Before you take a sledgehammer to the kitchen, it’s a good idea to get a realistic idea of what it’s going to cost to do the scope of renos you dream of. One thing most people find is that renos often cost more money and time than they hope. By the time you factor in the prices of supplies, contractors, and the time it will take, you may need to adjust your plan.
We aren’t saying this to prevent you from doing those renos, just to go in with a smart, achievable plan. And since not everyone has a home reno fund just waiting to be spent, so what are the financing options available if you want to do some major home renovations?
Here are a few of the most common options to finance your home reno.
Use Your Home Equity
Home equity is the difference between what you currently owe on your mortgage and the current value of your home. Using home equity is an option that people might take, especially if the home renos are going to be costly. Using home equity is a great option for people because it gives you the money you need at lower rates than a loan from a bank. And since the value of your home has likely increased over the last few years, you might find you can borrow against some of that equity at today’s low interest rates.
Get a Line of Credit
A line of credit is a good option if you plan to slowly chip away at the renos over time and aren’t eager to get them finished all at once. With this financing option, you don’t pay interest on funds you aren’t immediately using, but you will have access to the money as you need it. Do know that an unsecured line of credit will likely come with a higher interest rate than a secured line of credit, but if you have good credit you will be able to get the money quickly.
Borrow From Family or Friends
Like all options, this one has some benefits and pitfalls. Borrowing from someone you know probably has a low interest rate, but it can put relationships on the line if things go awry in the paying back phase of the transaction. This option should be weighed carefully because the long-term effects from the lender to the borrower may have a lot of hidden costs. For example, if parents are financing an expensive reno, this may delay their retirement or put them in a position where their own comforts are impacted.
For various reasons, sometimes loans are not an option and renos have to saved up for and paid with money out of pocket. In fact, for some people, it’s not worth going into debt to fix up a home, especially if you’re not in a rush to do the renos. This option can be fun, too, because it can give you the time to take a more DIY approach and learn some skills along the way.
There are a lot of things to consider if you are thinking about a house renovation – whether it’s a basement suite renovation or a full sweep home reno. One of the best questions to ask is “what will add equity to my home” and prioritize those renovations first. If there are really pressing issues like you need a new roof or updating your windows, those types of renos are important because they will start saving you money the sooner you do them.

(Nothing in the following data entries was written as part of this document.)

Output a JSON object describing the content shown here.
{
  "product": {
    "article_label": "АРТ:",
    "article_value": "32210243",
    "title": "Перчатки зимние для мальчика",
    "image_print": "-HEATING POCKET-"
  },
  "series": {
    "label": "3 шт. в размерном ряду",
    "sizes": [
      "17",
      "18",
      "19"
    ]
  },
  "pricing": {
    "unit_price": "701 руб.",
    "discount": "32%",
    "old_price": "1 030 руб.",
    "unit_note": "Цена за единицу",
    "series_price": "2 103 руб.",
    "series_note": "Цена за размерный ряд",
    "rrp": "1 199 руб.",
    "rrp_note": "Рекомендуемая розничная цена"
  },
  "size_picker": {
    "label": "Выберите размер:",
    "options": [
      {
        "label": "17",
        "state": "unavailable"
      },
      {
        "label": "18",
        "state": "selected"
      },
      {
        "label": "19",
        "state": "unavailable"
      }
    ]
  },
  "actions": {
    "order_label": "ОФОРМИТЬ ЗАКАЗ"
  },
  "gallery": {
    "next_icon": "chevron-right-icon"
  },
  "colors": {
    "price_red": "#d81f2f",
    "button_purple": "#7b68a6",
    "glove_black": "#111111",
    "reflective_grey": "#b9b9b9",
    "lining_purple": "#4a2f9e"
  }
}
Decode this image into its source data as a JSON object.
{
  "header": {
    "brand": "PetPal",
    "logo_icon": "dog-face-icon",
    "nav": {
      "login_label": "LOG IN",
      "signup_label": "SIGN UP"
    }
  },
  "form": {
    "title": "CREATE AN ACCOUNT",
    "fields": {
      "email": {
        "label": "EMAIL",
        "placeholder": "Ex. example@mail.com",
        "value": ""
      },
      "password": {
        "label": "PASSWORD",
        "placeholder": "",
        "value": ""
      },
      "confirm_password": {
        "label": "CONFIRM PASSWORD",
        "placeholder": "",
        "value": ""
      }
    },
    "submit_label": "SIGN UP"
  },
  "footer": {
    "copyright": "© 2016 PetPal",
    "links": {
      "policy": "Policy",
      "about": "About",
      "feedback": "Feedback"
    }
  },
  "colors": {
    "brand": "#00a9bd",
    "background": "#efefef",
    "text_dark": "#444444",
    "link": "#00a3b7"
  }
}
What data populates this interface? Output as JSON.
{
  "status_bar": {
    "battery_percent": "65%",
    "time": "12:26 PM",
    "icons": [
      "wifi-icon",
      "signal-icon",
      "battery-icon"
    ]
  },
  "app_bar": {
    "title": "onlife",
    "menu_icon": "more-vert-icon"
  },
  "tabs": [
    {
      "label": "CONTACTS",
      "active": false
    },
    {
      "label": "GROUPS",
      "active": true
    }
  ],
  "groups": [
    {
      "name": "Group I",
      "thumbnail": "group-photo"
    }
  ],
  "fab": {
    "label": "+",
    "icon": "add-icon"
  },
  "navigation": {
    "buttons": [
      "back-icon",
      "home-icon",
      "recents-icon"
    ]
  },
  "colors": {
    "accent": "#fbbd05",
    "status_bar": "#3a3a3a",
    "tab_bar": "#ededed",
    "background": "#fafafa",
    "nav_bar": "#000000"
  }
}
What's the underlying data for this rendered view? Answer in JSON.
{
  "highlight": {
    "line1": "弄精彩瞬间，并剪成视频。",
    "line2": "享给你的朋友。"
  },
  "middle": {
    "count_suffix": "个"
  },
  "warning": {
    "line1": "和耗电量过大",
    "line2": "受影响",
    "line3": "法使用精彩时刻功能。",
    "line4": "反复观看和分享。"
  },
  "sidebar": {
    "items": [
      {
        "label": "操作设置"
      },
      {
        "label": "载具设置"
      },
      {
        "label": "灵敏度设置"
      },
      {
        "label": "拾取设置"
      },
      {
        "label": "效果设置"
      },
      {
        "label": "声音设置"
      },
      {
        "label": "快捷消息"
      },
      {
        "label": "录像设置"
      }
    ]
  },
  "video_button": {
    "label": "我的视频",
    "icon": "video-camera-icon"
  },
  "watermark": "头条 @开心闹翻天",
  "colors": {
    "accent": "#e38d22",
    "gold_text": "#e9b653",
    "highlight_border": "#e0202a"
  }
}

Sometimes a nice and easy home reno like a fresh coat of paint or DIY upgrades can scratch that home reno itch while you get your finances in order. Just make sure you have a plan in place before you start knocking down walls!